thesis / dissertation description
Exposure to Polyaromatic Hydrocarbons (PAHs) has long been identified as an environmental concern because of their carcinogenic and mutagenic effects. The Environmental Protection Agency (EPA) has developed a list of 16 PAHs that are found on the Priority Pollutant List due to the extensive amount of data suggesting the hazards of these compounds. These toxic compounds are often emitted into the atmosphere by anthropogenic sources, such as combustors. Therefore, analysis of these compounds must be conducted during coal combustion. Two 1000-hour coal combustion burns were performed using the 0.1 MWth bench-scale fluidized bed combustor (FBC), which is found in the Combustion Laboratory at Western Kentucky University. The data contained in this thesis were collected from burning coal 97025 and coal 99626 for 1000-hour experiments. The fly ash produced from the combustor was examined as the media for the PAHs. It was collected by an in-situ cyclone sampler that was attached to various ports along the combustor during specific conditions in the combustor. Once the fly ash was collected it was analyzed with two different extraction methods. Solvent extraction was the first method used in this study. Dichloromethane was the solvent used to extract the PAHs in the fly ash. Once the extraction was completed, GC/MS in the selective ion monitoring (SIM) mode was used to analyze the extract.
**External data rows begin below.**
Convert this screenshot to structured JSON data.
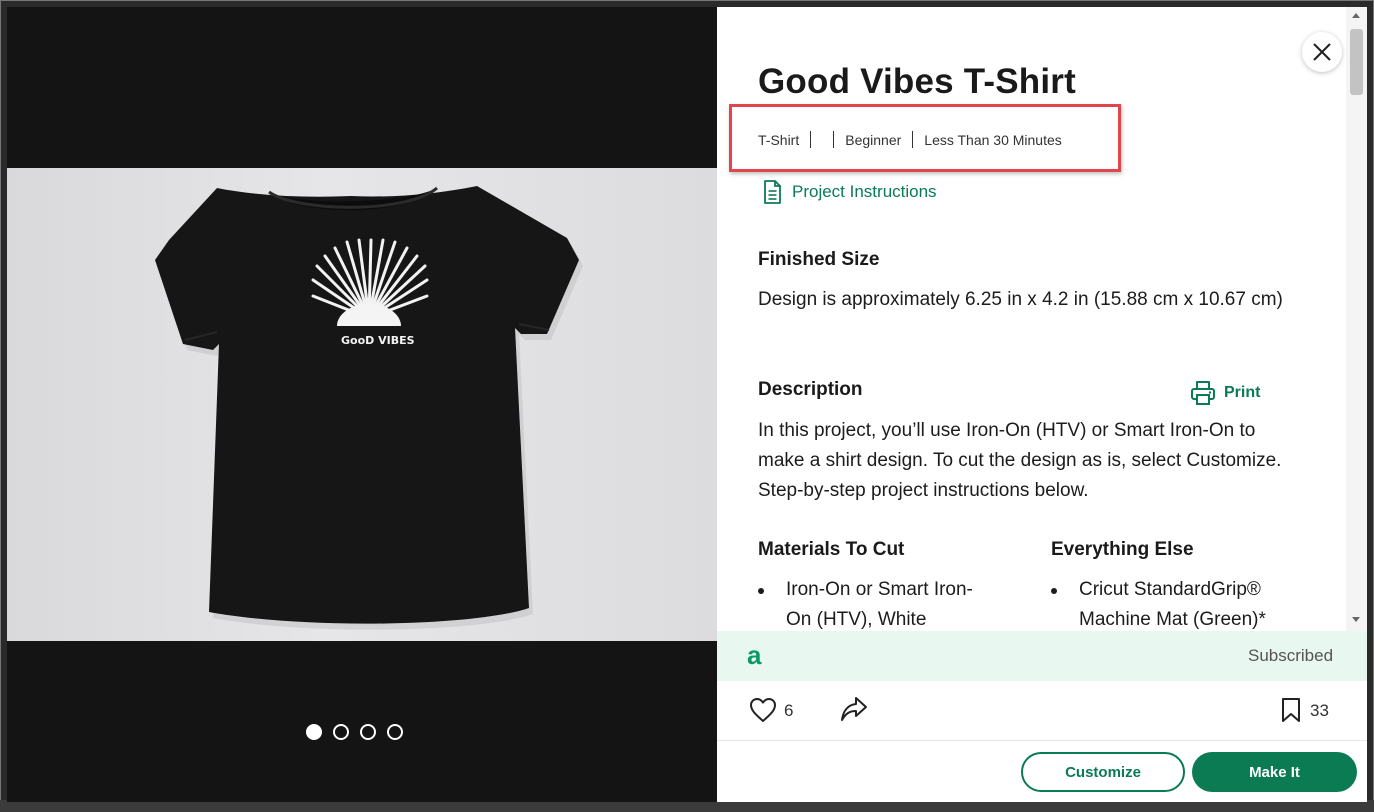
{
  "project": {
    "title": "Good Vibes T-Shirt",
    "meta": {
      "category": "T-Shirt",
      "empty_field": "",
      "skill_level": "Beginner",
      "duration": "Less Than 30 Minutes"
    },
    "instructions_link": "Project Instructions",
    "finished_size": {
      "heading": "Finished Size",
      "text": "Design is approximately 6.25 in x 4.2 in (15.88 cm x 10.67 cm)"
    },
    "description": {
      "heading": "Description",
      "print_label": "Print",
      "text": "In this project, you’ll use Iron-On (HTV) or Smart Iron-On to make a shirt design. To cut the design as is, select Customize. Step-by-step project instructions below."
    },
    "materials_to_cut": {
      "heading": "Materials To Cut",
      "items": [
        "Iron-On or Smart Iron-On (HTV), White"
      ]
    },
    "everything_else": {
      "heading": "Everything Else",
      "items": [
        "Cricut StandardGrip® Machine Mat (Green)*"
      ]
    }
  },
  "subscription": {
    "logo": "a",
    "status": "Subscribed"
  },
  "social": {
    "likes": "6",
    "saves": "33"
  },
  "buttons": {
    "customize": "Customize",
    "make_it": "Make It"
  },
  "gallery": {
    "slide_count": 4,
    "active_slide": 1,
    "shirt_print": "GooD VIBES"
  },
  "colors": {
    "brand_green": "#0b7b53",
    "highlight_red": "#e0474c",
    "subscription_bg": "#e8f7f0"
  }
}
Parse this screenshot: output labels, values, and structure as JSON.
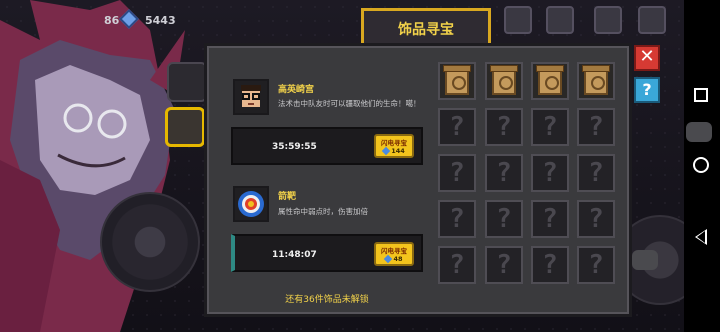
{
  "top_bar": {
    "gem_count": "5443",
    "partial_count": "86"
  },
  "title": "饰品寻宝",
  "entries": [
    {
      "name": "高英崎宫",
      "description": "法术击中队友时可以疆取他们的生命！噶！",
      "timer": "35:59:55",
      "flash_label": "闪电寻宝",
      "flash_cost": "144",
      "icon": "nerd-face-icon"
    },
    {
      "name": "箭靶",
      "description": "属性命中弱点时，伤害加倍",
      "timer": "11:48:07",
      "flash_label": "闪电寻宝",
      "flash_cost": "48",
      "icon": "target-icon"
    }
  ],
  "unlock_text": "还有36件饰品未解锁",
  "grid": {
    "unlocked_count": 4,
    "unknown_symbol": "?"
  },
  "buttons": {
    "close": "✕",
    "help": "?"
  },
  "colors": {
    "accent_gold": "#f2d24a",
    "close_red": "#d63a33",
    "help_blue": "#3aa7d8",
    "flash_yellow": "#f3c41d"
  }
}
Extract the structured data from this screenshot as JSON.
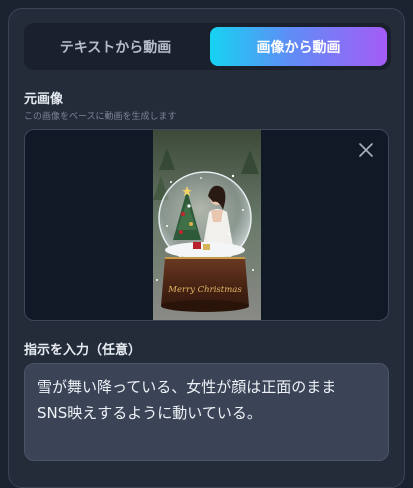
{
  "tabs": [
    {
      "label": "テキストから動画",
      "active": false
    },
    {
      "label": "画像から動画",
      "active": true
    }
  ],
  "source_image": {
    "title": "元画像",
    "subtitle": "この画像をベースに動画を生成します",
    "close_icon": "close-icon",
    "thumbnail_caption": "Merry Christmas"
  },
  "instruction": {
    "label": "指示を入力（任意）",
    "value": "雪が舞い降っている、女性が顔は正面のまま\nSNS映えするように動いている。"
  },
  "colors": {
    "background": "#1c2330",
    "panel": "#242c3a",
    "tab_gradient_start": "#16d3f2",
    "tab_gradient_end": "#a45cf6",
    "textarea_bg": "#3a4456"
  }
}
The other method used to extract the PAHs from the fly ash was the thermal extraction method. This method allows direct analysis of the PAHs without any use of a solvent. The GC/TOFMS was used to analyze the samples that were extracted by the thermal extraction method. In this study, the effects of combustion temperature, combustion bed height, sampling height, excess air ratio, and fluidizing velocity were examined to determine how each of these parameters affected the release of PAHs in the fly ash. The results indicated that the parameters investigated have a major influence on the production of PAHs in the combustor. As combustion efficiency decreases, larger PAHs (four to five fused rings) are detected in the fly ash; whereas, during high efficiency combustion, smaller PAHs (two to three fused rings) are more likely to be detected.